▶ _Data for this task_:
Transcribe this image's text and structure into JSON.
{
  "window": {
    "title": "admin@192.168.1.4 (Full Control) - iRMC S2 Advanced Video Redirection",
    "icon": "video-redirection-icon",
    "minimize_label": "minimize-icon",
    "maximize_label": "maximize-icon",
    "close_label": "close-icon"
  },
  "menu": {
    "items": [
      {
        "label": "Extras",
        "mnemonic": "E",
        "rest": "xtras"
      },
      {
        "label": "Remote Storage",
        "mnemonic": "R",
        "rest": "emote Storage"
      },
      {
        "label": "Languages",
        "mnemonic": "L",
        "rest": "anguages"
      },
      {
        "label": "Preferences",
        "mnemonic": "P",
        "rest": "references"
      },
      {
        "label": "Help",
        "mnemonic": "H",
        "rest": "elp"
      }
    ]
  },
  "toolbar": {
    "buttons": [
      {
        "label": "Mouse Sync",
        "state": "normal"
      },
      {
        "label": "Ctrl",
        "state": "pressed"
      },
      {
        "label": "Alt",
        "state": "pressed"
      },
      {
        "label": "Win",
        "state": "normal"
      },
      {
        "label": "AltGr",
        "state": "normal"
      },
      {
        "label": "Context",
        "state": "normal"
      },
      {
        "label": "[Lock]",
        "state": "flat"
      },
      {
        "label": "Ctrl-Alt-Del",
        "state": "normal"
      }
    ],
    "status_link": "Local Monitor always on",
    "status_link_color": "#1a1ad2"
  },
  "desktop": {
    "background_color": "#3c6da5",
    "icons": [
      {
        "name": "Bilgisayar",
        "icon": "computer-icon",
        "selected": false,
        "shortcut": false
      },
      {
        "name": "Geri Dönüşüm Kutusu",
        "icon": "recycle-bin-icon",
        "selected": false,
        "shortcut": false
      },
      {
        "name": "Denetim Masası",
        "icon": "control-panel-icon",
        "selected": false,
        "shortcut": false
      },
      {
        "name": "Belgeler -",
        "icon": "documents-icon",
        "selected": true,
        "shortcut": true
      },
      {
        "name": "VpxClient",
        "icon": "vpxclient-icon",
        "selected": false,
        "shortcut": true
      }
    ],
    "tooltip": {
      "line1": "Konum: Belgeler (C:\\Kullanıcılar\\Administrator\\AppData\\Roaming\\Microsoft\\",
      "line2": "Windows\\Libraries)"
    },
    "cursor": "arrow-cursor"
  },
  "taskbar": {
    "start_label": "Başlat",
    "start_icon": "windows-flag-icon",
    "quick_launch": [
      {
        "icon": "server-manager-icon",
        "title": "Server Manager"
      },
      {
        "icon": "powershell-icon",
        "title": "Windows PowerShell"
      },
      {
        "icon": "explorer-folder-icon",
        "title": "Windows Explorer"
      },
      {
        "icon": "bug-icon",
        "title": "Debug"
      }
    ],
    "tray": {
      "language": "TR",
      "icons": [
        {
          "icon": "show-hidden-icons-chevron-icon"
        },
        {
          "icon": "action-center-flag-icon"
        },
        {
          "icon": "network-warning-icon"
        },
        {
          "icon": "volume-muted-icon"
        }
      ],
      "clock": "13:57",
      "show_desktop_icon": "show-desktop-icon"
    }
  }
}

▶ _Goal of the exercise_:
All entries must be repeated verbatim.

▶ _Exercise solution_:
Transcribe this image's text and structure into JSON.
{
  "window": {
    "title": "admin@192.168.1.4 (Full Control) - iRMC S2 Advanced Video Redirection",
    "icon": "video-redirection-icon",
    "minimize_label": "minimize-icon",
    "maximize_label": "maximize-icon",
    "close_label": "close-icon"
  },
  "menu": {
    "items": [
      {
        "label": "Extras",
        "mnemonic": "E",
        "rest": "xtras"
      },
      {
        "label": "Remote Storage",
        "mnemonic": "R",
        "rest": "emote Storage"
      },
      {
        "label": "Languages",
        "mnemonic": "L",
        "rest": "anguages"
      },
      {
        "label": "Preferences",
        "mnemonic": "P",
        "rest": "references"
      },
      {
        "label": "Help",
        "mnemonic": "H",
        "rest": "elp"
      }
    ]
  },
  "toolbar": {
    "buttons": [
      {
        "label": "Mouse Sync",
        "state": "normal"
      },
      {
        "label": "Ctrl",
        "state": "pressed"
      },
      {
        "label": "Alt",
        "state": "pressed"
      },
      {
        "label": "Win",
        "state": "normal"
      },
      {
        "label": "AltGr",
        "state": "normal"
      },
      {
        "label": "Context",
        "state": "normal"
      },
      {
        "label": "[Lock]",
        "state": "flat"
      },
      {
        "label": "Ctrl-Alt-Del",
        "state": "normal"
      }
    ],
    "status_link": "Local Monitor always on",
    "status_link_color": "#1a1ad2"
  },
  "desktop": {
    "background_color": "#3c6da5",
    "icons": [
      {
        "name": "Bilgisayar",
        "icon": "computer-icon",
        "selected": false,
        "shortcut": false
      },
      {
        "name": "Geri Dönüşüm Kutusu",
        "icon": "recycle-bin-icon",
        "selected": false,
        "shortcut": false
      },
      {
        "name": "Denetim Masası",
        "icon": "control-panel-icon",
        "selected": false,
        "shortcut": false
      },
      {
        "name": "Belgeler -",
        "icon": "documents-icon",
        "selected": true,
        "shortcut": true
      },
      {
        "name": "VpxClient",
        "icon": "vpxclient-icon",
        "selected": false,
        "shortcut": true
      }
    ],
    "tooltip": {
      "line1": "Konum: Belgeler (C:\\Kullanıcılar\\Administrator\\AppData\\Roaming\\Microsoft\\",
      "line2": "Windows\\Libraries)"
    },
    "cursor": "arrow-cursor"
  },
  "taskbar": {
    "start_label": "Başlat",
    "start_icon": "windows-flag-icon",
    "quick_launch": [
      {
        "icon": "server-manager-icon",
        "title": "Server Manager"
      },
      {
        "icon": "powershell-icon",
        "title": "Windows PowerShell"
      },
      {
        "icon": "explorer-folder-icon",
        "title": "Windows Explorer"
      },
      {
        "icon": "bug-icon",
        "title": "Debug"
      }
    ],
    "tray": {
      "language": "TR",
      "icons": [
        {
          "icon": "show-hidden-icons-chevron-icon"
        },
        {
          "icon": "action-center-flag-icon"
        },
        {
          "icon": "network-warning-icon"
        },
        {
          "icon": "volume-muted-icon"
        }
      ],
      "clock": "13:57",
      "show_desktop_icon": "show-desktop-icon"
    }
  }
}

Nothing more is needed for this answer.